There is no new news to report out of Florida and the situation with the Florida High School Athletic Association. But there has been plenty of media coverage–including editorials that ask the hackneyed question: “Is it time to revise Title IX?” Various constituencies and individuals have been asking that question since the 70s.
But Lee Nessel asks it anyway in light of the FHSAA lawsuit. She also points out that she benefitted from Title IX as a swimmer at a DI institution. But she says she also benfitted from football which funded swimming (as well as other sports).
And Ray McNulty doesn’t actually ask about revision–he just says that Title IX should exclude football because football is popular and generates revenue.

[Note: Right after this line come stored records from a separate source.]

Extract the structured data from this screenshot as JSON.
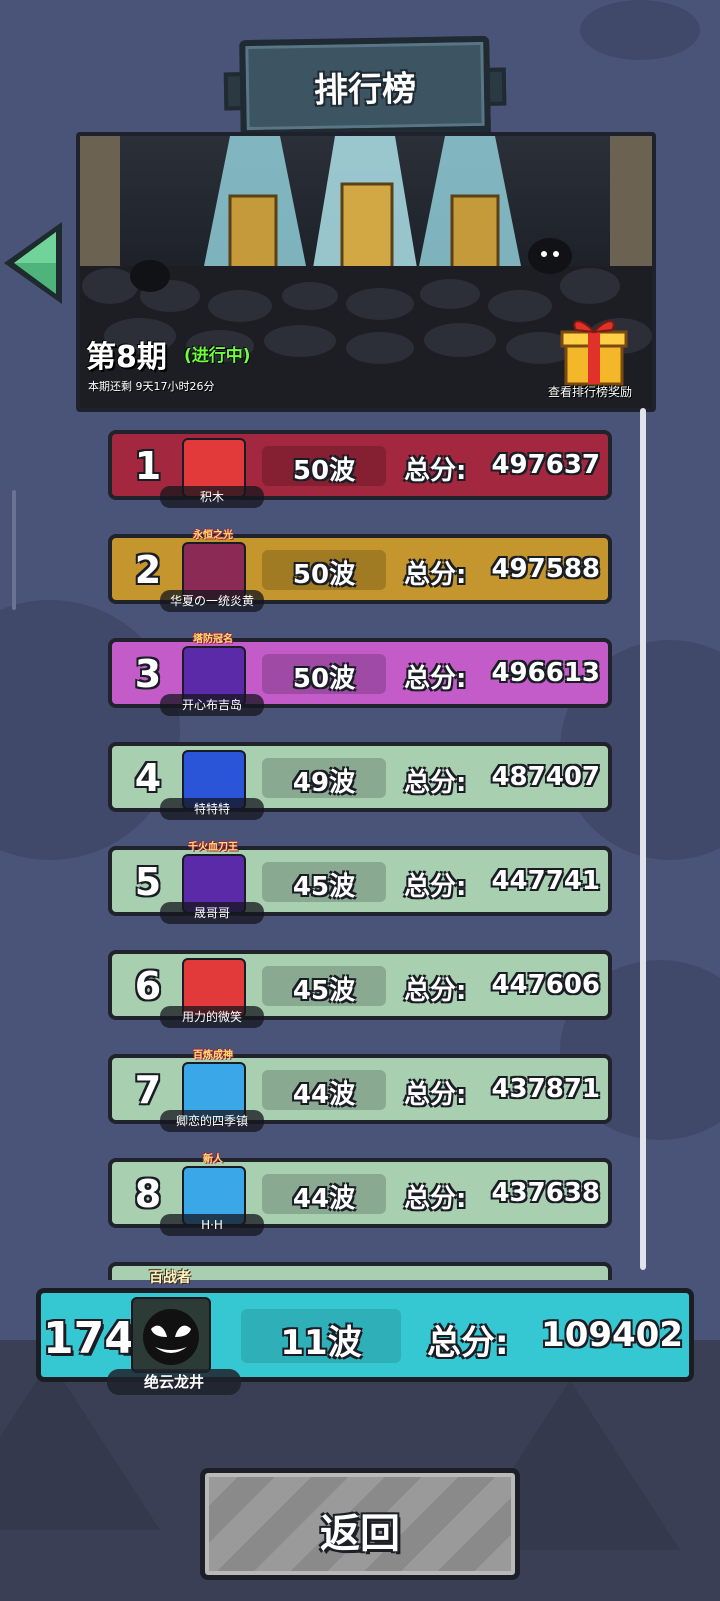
{
  "header": {
    "title": "排行榜"
  },
  "hero": {
    "period": "第8期",
    "status": "(进行中)",
    "countdown": "本期还剩 9天17小时26分",
    "reward_label": "查看排行榜奖励"
  },
  "leaderboard": {
    "score_label": "总分:",
    "rows": [
      {
        "rank": "1",
        "title": "",
        "player": "积木",
        "wave": "50波",
        "score": "497637",
        "color": "#a3283f"
      },
      {
        "rank": "2",
        "title": "永恒之光",
        "player": "华夏の一统炎黄",
        "wave": "50波",
        "score": "497588",
        "color": "#c4962d"
      },
      {
        "rank": "3",
        "title": "塔防冠名",
        "player": "开心布吉岛",
        "wave": "50波",
        "score": "496613",
        "color": "#c35bc9"
      },
      {
        "rank": "4",
        "title": "",
        "player": "特特特",
        "wave": "49波",
        "score": "487407",
        "color": "#a9cfb1"
      },
      {
        "rank": "5",
        "title": "千火血刀王",
        "player": "晟哥哥",
        "wave": "45波",
        "score": "447741",
        "color": "#a9cfb1"
      },
      {
        "rank": "6",
        "title": "",
        "player": "用力的微笑",
        "wave": "45波",
        "score": "447606",
        "color": "#a9cfb1"
      },
      {
        "rank": "7",
        "title": "百炼成神",
        "player": "卿恋的四季镇",
        "wave": "44波",
        "score": "437871",
        "color": "#a9cfb1"
      },
      {
        "rank": "8",
        "title": "新人",
        "player": "H·H",
        "wave": "44波",
        "score": "437638",
        "color": "#a9cfb1"
      }
    ]
  },
  "my_rank": {
    "rank": "174",
    "title": "百战者",
    "player": "绝云龙井",
    "wave": "11波",
    "score_label": "总分:",
    "score": "109402",
    "color": "#36c8d2"
  },
  "footer": {
    "return_label": "返回"
  },
  "icons": {
    "back": "triangle-left-icon",
    "gift": "gift-box-icon"
  }
}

None of these excuses are new. But they are especially disappointing, to me at least, when they are proferred here, in the current debate that centers on high school athletics. It seems more perverse somehow to simply disregard the educational mission of schools–the mission that Title IX aims to keep equitably applied. That intercollegiate athletics has become the model to follow despite its obvious and numerous problems is disheartening.
And thus it’s not surprising that we keep hearing–over and again–the same rationales for football’s exemption, now being given in the context of high school football which McNulty calls “a different animal.” Yeah, it’s an animal. An animal that eats up the opportunities for men and is never held accountable.

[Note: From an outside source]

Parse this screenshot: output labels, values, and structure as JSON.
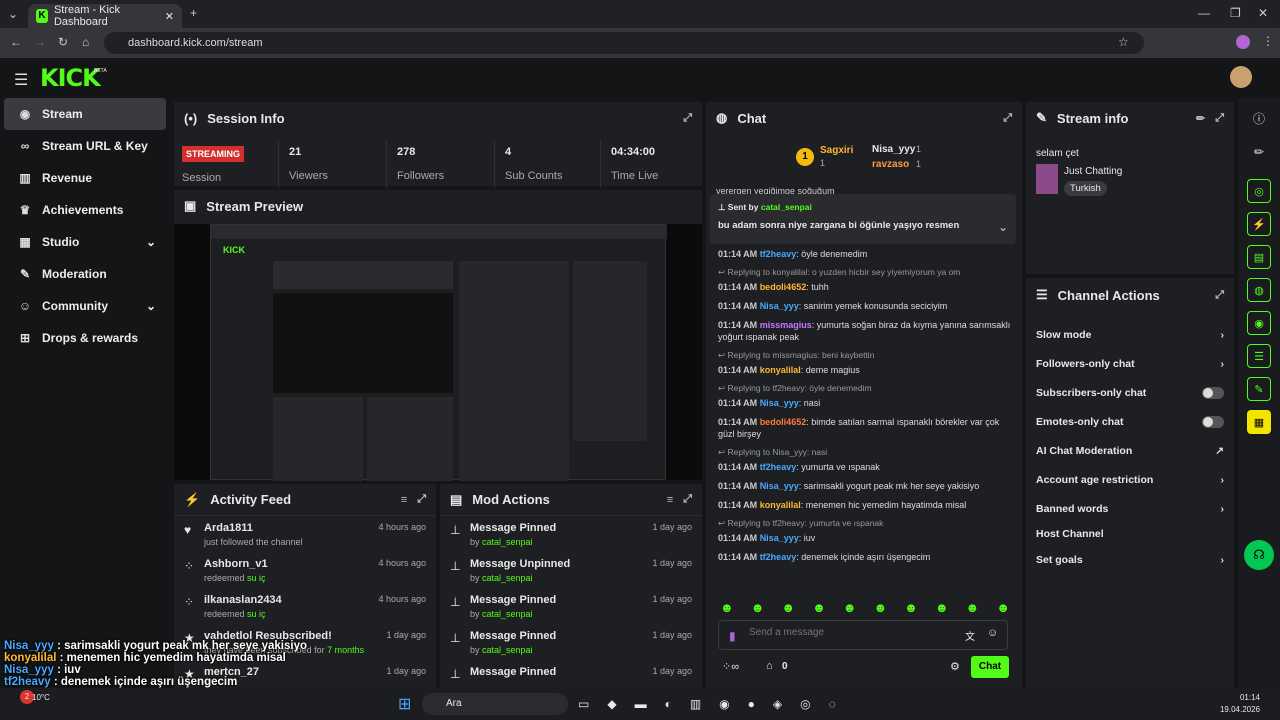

And speaking of accounting. All this football revenue talk is being done without a lot of numbers. FHSAA never offered a specific economic rationale for its decision not to cut football contests.Powered by Sidelines